I don't, as I think I've said before (and probably at length), speak Latin. People believe that, as an archaeologist with some classical leanings that I ought to. Well I don't. Throw me a Roman inscription (well, pass me one with care so that I don't drop it and break a toe) and I'll make a passable stab at translating it, but that's a completely different ollam piscium. Inscriptions follow a set formula and they're (relatively) easy to disentangle and make sense of. Big swathes of Latin text: now that's far more tricky.
For some reason people confuse being a field archaeologist with being a classical scholar with a full understanding of all ancient languages. Usually that's not too much of a problem, for I can quickly (and privately) explain and diffuse the situation before anyone gets too embarrassed.

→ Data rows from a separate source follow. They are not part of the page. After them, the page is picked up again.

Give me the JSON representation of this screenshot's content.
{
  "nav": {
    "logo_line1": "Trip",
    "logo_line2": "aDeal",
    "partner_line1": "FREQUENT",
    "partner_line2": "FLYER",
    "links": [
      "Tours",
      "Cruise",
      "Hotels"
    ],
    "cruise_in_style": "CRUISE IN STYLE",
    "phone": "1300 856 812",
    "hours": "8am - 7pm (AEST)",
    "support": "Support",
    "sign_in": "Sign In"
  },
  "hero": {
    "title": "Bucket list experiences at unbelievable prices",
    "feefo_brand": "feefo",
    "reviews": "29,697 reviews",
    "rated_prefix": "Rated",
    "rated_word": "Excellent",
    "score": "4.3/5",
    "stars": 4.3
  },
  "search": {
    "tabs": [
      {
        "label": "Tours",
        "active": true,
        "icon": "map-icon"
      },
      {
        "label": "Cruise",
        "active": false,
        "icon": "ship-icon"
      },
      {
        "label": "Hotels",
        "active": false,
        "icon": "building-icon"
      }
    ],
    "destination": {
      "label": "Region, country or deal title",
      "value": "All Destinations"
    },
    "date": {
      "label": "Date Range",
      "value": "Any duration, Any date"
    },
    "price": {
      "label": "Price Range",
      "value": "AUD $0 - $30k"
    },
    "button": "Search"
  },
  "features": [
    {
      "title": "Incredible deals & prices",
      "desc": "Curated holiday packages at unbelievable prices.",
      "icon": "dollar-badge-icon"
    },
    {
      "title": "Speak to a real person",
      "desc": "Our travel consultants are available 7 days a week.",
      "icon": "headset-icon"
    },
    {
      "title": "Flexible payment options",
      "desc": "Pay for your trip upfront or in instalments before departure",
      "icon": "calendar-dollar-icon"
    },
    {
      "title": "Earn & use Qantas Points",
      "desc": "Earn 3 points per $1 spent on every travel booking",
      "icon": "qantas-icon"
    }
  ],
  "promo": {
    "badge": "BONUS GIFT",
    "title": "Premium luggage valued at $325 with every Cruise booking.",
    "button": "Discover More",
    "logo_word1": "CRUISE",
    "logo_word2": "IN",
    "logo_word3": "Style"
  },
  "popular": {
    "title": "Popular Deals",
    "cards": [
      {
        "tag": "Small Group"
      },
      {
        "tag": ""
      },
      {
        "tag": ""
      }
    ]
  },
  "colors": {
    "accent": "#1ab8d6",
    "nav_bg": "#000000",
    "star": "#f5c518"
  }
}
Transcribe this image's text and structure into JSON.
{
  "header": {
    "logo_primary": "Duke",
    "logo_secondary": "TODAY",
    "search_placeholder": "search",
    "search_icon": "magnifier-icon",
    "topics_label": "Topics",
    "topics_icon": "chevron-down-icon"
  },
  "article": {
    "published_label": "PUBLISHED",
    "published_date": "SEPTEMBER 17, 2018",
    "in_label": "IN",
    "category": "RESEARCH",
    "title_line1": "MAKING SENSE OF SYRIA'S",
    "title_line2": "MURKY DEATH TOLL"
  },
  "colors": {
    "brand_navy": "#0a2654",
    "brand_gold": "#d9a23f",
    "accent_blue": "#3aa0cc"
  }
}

Not today, however.
No, today, in front of a (relatively) large crowd of students, ex students and parents, all gathered for a graduation ceremony, somebody innocently asked if anyone could possibly explain what the university motto, emblazoned in ten-foot high golden letters above the main podium, actually meant. In the deafening silence that followed I could feel 54 pairs of eyes swivel slowly in my direction. I knew from experience that I couldn't get to the fire exit in time nor could I suddenly fall to the floor, feigning a no doubt very painful injury. These people knew I was an archaeologist; they knew that I dig Roman remains for a living.
The words were by this time glaring down at me contemptuously - daring me to make a translation:
Discere Mutari Est
I tried to look confident and cleared my throat:
"er....Carthage Must be Destroyed"
No one was all that convinced.